A Note on Using Honey for Your Skin – 100% PURE

The main honey on the skin.  jpg

We’ve never met something gold that we didn’t love, and that goes double with this sweet, sticky ingredient. Honey is as rich and sweet as possible – and not just in terms of taste. Honey is a natural, non-vegetarian ingredient that has innumerable benefits for skin and hair.

However, since honey is not vegetarian, it can be considered a controversial ingredient, not only in skin care but in the market as a whole. Why is honey bad? Does honey help in treating acne? These are some of the questions we will be answering today as we do a full review on this golden drink.

Does honey help in treating acne?

Why is honey often included in skin care? Does honey help in treating acne as some believe?

Although honey is an animal product, it is a natural product with beneficial uses dating back to ancient Egypt around 3500 BC. Historically documented uses have included offerings to deities, mummification for traditional Egyptian burial rituals, and more for our current interests, as a healing salve for the skin.

Some of the main reasons honey is going from the hive to the kitchen to the skincare bunker these days are the many topical benefits of honey. So, does honey help with acne? Honey is antimicrobial in nature, and has an amazing ability to fight the bacteria that live on our skin. This makes honey a great product for acne-prone skin types.

Not all acne or pimples are caused by bacteria—there are hormonal acne to contend with, after all. But since acne is often caused by bacteria and clogged skin, honey is an excellent natural remedy. For those who ask “Does honey help with acne?” – The answer is yes.

Speaking of clogged skin, although its texture doesn’t suggest it, honey is known to be a great skin exfoliator. In addition to honey that helps treat acne, it is also a natural and gentle healing product. Soothing irritated or inflamed skin, honey has been an effective remedy against scarring and active skin conditions such as dermatitis, eczema, sunburn or sun inflammation.

Honey in skin care is not only beneficial for these reasons alone. Honey is known to be incredibly hydrating and hydrating. As a natural moisturizer, it helps maintain and maintain the moisture content of the skin.

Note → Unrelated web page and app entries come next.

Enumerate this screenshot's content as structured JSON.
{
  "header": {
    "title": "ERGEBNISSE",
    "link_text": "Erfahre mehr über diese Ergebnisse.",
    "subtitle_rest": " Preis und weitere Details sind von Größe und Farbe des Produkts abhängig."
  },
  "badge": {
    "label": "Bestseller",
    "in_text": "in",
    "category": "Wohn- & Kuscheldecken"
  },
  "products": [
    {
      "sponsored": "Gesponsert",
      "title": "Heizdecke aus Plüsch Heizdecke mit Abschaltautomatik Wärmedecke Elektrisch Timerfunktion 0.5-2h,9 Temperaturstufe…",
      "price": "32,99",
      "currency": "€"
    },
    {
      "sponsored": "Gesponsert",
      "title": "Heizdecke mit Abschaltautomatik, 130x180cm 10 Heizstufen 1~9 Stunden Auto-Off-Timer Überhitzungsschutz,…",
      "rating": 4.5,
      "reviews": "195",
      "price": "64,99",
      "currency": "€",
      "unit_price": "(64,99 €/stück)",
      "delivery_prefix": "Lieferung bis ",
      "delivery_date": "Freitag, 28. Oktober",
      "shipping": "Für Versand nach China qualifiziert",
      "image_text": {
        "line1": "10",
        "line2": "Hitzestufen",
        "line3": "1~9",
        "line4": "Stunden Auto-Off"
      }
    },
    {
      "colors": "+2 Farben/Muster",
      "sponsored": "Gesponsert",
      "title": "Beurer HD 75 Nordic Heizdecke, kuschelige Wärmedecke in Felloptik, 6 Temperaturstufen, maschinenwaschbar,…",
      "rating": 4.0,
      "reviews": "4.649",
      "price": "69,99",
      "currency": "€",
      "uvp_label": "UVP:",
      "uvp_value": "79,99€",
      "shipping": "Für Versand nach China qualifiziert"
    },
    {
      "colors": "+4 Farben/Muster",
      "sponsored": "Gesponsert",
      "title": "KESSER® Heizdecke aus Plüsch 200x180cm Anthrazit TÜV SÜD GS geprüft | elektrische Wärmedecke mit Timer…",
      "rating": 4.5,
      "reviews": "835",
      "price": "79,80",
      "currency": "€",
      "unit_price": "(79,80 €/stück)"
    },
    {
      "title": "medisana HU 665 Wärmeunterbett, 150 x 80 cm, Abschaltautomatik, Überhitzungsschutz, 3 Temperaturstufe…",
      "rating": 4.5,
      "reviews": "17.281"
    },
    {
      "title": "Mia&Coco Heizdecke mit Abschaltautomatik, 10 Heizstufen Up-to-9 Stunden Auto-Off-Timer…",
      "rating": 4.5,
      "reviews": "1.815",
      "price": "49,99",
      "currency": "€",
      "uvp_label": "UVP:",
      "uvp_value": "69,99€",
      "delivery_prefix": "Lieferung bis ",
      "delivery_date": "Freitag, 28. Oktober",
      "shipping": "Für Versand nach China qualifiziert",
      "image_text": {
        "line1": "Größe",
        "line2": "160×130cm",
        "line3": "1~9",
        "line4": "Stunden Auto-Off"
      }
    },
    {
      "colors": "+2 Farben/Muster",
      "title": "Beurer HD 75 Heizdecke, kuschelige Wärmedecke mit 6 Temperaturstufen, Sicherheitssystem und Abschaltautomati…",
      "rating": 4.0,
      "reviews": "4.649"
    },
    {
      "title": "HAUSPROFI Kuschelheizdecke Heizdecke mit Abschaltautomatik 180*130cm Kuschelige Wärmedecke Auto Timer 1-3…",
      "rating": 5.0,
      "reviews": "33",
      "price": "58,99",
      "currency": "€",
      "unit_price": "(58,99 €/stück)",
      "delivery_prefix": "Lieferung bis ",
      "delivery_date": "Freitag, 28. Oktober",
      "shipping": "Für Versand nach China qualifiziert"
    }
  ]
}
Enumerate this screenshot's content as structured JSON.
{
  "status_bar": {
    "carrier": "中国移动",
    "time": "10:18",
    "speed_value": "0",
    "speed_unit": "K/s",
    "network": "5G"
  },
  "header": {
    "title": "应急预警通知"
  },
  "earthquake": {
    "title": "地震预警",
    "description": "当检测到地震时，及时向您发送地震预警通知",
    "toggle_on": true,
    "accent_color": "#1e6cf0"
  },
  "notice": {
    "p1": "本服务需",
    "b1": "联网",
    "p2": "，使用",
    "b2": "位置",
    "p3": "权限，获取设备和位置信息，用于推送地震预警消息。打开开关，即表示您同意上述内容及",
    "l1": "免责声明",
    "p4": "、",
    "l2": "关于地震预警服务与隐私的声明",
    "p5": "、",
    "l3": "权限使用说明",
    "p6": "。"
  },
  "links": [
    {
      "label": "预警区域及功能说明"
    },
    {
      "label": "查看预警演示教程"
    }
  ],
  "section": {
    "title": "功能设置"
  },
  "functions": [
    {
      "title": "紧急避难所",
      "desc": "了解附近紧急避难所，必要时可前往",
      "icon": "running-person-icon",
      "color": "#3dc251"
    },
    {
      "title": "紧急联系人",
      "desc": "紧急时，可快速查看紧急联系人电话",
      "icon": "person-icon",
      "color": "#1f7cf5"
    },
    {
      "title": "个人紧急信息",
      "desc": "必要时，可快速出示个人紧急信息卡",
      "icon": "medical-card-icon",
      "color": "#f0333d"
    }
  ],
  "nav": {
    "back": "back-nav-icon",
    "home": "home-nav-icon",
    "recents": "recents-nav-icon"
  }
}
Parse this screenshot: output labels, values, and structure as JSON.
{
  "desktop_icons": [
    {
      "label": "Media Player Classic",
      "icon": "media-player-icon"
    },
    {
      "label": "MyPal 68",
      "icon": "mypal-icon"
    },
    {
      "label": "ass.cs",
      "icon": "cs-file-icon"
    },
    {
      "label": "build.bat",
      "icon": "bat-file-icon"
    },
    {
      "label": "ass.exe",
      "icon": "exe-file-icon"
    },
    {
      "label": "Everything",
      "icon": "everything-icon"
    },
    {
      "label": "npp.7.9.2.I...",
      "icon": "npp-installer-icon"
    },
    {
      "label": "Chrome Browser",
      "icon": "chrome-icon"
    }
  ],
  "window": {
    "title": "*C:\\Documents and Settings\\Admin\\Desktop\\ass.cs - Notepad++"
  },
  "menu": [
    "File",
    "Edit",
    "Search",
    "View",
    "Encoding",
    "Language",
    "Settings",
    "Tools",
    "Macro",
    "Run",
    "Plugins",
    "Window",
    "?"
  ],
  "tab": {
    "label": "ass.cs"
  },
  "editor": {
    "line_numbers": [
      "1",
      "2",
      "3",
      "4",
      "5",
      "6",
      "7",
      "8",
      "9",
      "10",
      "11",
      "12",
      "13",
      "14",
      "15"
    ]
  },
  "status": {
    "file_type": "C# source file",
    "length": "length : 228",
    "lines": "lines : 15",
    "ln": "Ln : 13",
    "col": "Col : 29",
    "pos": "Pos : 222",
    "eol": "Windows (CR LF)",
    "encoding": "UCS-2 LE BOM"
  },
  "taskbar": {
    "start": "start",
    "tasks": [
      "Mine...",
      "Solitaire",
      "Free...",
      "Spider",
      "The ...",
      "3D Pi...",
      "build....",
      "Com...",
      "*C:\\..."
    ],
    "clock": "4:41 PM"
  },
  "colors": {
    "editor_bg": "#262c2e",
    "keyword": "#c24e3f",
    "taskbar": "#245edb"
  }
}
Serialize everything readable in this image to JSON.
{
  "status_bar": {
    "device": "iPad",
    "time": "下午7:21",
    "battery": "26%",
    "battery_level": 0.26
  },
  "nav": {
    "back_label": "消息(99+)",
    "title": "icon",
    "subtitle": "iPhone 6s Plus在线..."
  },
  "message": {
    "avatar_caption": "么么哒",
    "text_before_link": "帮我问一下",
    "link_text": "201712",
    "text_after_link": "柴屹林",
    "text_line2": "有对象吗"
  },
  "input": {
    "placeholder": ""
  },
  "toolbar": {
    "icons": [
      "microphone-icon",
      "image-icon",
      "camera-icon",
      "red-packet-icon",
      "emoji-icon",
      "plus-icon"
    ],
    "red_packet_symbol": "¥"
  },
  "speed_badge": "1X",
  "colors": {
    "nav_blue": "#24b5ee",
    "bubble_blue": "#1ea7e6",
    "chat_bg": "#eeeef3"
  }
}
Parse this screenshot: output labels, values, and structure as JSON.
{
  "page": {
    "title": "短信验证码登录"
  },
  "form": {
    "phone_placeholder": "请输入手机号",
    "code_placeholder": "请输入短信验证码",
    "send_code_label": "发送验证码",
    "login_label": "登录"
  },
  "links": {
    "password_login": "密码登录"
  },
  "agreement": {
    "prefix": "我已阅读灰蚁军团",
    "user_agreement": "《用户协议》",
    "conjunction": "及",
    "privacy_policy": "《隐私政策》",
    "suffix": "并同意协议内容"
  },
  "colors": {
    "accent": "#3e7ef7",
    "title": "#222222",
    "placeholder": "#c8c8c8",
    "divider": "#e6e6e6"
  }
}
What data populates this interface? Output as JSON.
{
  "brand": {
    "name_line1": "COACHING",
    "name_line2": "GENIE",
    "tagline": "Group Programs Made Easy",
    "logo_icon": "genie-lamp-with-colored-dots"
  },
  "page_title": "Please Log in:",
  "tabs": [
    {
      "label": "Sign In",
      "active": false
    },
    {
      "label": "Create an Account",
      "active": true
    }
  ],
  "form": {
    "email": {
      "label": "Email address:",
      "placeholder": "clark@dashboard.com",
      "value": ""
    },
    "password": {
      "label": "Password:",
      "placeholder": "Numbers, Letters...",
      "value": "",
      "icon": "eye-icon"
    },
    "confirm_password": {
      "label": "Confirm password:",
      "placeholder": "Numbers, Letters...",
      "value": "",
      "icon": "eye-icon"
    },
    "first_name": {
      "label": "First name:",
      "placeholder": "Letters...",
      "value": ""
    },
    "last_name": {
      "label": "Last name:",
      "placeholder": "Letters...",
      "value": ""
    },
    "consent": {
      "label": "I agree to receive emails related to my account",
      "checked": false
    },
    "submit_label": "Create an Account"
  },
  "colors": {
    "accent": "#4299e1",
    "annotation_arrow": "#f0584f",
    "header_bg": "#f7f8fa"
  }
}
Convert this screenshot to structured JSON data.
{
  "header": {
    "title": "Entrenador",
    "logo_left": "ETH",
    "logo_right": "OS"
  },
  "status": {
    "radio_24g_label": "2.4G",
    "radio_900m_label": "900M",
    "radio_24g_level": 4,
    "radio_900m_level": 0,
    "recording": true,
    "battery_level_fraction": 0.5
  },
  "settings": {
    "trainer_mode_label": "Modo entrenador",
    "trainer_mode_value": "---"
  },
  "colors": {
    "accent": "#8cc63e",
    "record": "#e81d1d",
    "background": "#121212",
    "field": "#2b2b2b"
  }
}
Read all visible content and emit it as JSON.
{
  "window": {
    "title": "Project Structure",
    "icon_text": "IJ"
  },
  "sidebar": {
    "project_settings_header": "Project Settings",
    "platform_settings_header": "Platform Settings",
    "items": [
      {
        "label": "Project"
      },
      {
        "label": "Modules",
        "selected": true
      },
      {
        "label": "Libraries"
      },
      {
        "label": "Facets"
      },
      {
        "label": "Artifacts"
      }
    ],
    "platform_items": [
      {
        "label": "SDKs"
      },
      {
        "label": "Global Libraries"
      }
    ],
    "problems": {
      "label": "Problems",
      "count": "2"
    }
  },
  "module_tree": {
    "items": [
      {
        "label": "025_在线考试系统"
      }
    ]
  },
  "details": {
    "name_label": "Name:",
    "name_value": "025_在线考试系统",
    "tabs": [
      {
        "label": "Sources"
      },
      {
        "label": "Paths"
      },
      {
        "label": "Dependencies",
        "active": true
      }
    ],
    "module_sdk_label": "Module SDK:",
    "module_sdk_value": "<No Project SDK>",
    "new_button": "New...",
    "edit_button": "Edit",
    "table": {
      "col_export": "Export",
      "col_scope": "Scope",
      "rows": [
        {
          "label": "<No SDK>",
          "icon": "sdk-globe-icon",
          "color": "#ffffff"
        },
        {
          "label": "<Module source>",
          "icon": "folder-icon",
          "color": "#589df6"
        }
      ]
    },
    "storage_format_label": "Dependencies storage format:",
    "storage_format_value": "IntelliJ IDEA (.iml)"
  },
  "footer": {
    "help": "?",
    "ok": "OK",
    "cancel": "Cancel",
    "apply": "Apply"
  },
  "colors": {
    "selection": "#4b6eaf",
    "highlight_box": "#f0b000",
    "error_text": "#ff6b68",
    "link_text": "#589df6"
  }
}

Applying honey to the skin tends to leave it clean, soothed, supple, radiant and hydrated. So when considering whether or not honey helps with acne, this is also an important consideration.

Bee's honey.  jpg

Skin care with common honey

With the above benefits in mind, such as honey helping with acne as well as calming the skin, being a gentle exfoliator, and enriching skin moisture, it’s no wonder it’s used in a whole host of cosmetics.

You see the answer to the question “Does honey help with acne?” Is that honey is actually a cure for active acne, we may want to look for in acne treatments and skincare masks. Our skin has time to absorb those benefits when our products are in these forms.

A benefit we didn’t mention when exploring “Does Honey Help With Acne?” is that honey is often used as a natural preservative. Given how relaxing and healing honey can be, it’s a great addition when using DIY skin treatments.

As a moisturizer with antimicrobial properties, one of the places honey can literally transform is the head. It’s great for hair care, as it allows for deep scalp cleansing and gentle exfoliation while drawing moisture into the hair and revealing shine. Check out our Restorative Virgin Coconut Honey Shampoo and Matching Conditioner to try some tresses of transforming hair.

Honey, as we mentioned, is a soft natural scrub. This is also an important consideration when asking, does honey help with acne? Looking for it in a body scrub would be a great way to polish skin for smoothness and radiance. Since honey can also be healing, hydrating, and hydrating to the skin, it works wonders in balms, salves, salves, and skin creams.

Plant-based alternatives to honey

As we make it our mission to manufacture healthy, effective and natural products, we acknowledge that we make products that sometimes contain honey. Those who are not vegan may not understand why honey is not vegan.

By definition, honey is not vegetarian simply because it is an animal product, but there are ethical concerns regarding honey harvesting and consumption as well. First, the honey product itself is essentially bee food, which bees create for bee colonies. Collected by humans for flavor, nutritional value, and cosmetic or medicinal uses, harvested honey is then usually replaced with corn syrup to supplement the colonies’ diet.

In the process of collecting honey, many bees are often injured. Colonies are usually exposed to insecticides, herbicides, and antibiotics. Moreover, in the event of any outbreak of disease or contamination with bees, one of the most terrible methods is to burn the entire hive with live bees inside.

While there is certainly fair trade and more ethical choices for honey, these are the reasons why many vegetarians and vegans choose to abstain from contact with honey. Fortunately, if you are a vegetarian and are wondering “Does honey help with acne?” There are alternatives to honey. Options like tree sap, maple syrup, aloe vera, rice nectar, and coordinated blends of plant and fruit extracts often convincingly mimic the flavor and benefits of honey.

Leave a Comment